All of it amounts to a Bruins offense that’s now choosing quality shots over quantity: Boston is scoring 1.5 more goals per game under Cassidy while averaging a significant 4.5 fewer shots per game. The Bruins have finally ditched the weak perimeter attack that so entralled the Corsi crowd -- it was putting up 40-plus shots per game, yet only about 2.5 goals -- and are instead honing in their offensive chances between the dots and in closer to the net .

Should people still be wondering if this current B’s run of entertaining, winning hockey is sustainable? They certainly can if they want to wait until the season is over to decide, but the jury is in for this humble hockey writer.

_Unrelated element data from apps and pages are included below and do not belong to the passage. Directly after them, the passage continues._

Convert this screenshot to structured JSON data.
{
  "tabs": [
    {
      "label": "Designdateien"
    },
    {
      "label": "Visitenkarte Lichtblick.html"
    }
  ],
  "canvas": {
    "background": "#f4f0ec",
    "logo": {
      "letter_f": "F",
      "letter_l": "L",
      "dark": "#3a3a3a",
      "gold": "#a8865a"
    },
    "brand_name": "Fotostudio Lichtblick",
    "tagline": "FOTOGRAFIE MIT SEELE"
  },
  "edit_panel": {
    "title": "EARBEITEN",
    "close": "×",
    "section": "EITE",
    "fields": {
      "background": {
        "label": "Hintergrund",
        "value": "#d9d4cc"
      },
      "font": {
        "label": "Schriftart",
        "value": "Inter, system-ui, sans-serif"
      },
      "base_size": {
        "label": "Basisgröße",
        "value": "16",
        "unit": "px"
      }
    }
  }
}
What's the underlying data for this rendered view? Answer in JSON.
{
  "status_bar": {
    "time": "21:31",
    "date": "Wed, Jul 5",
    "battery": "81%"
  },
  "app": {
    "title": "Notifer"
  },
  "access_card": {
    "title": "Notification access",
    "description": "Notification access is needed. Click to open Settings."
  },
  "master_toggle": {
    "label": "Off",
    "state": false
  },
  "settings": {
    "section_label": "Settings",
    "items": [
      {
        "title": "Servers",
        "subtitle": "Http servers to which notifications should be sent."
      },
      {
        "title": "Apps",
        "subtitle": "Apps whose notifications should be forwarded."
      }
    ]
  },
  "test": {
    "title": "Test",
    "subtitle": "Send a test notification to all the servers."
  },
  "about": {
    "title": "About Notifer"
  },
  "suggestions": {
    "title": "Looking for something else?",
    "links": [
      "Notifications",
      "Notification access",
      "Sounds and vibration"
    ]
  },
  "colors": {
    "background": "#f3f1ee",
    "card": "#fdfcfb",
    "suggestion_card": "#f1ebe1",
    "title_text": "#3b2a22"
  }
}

Bruins fans should take the cue and start lining up for their postseason tickets. 

Because there is going to be playoff hockey in Boston this spring. Remember, you heard it here first.

Haggerty's Morning Skate: NHL teams aren't just making trades for themselves ahead of deadline

Haggerty's Morning Skate: NHL teams aren't just making trades for themselves ahead of deadline

Here are all the hockey links from around the world, and what I’m reading while feeling like Warren Beatty took the sneaky way out by handing that wrong Academy Award card to Faye Dunaway last night. Clearly he knew something was amiss and he let her step into it. Kind of a weasel move if you asked me.

-- An interesting letter from FOH (Friend of Haggs) James Mirtle about the pay wall involving The Athletic sports website in Toronto.

-- Dean Lombardi and the Los Angeles Kings dealing for Ben Bishop is about more than just an insurance policy for Jonathan Quick.

-- FOH Mike Halford has the Minnesota Wild going for it with their trade for Martin Hanzal, but also keeping him from the other teams in the West.

-- NHL commissioner Gary Bettman says the Penguins are in great shape after winning the Cup last spring, and it’s clear they’re in good hands after Mario Lemieux and Ron Burkle opted not to sell the franchise.

-- Kyle Quincey is being held out of the lineup in New Jersey because of pending trades, and the wonder is who else in New Jersey might be getting dealt.

-- Gabriel Landeskog and his Colorado Avalanche teammates know the trade deadline is coming. It would certainly be weird if they didn’t.

-- The San Jose Sharks feel fortunate for the timing of their bye week as it was clear that they needed a break.

-- For something completely different: Gronk was busy doing Gronk things at the Daytona 500 over the weekend.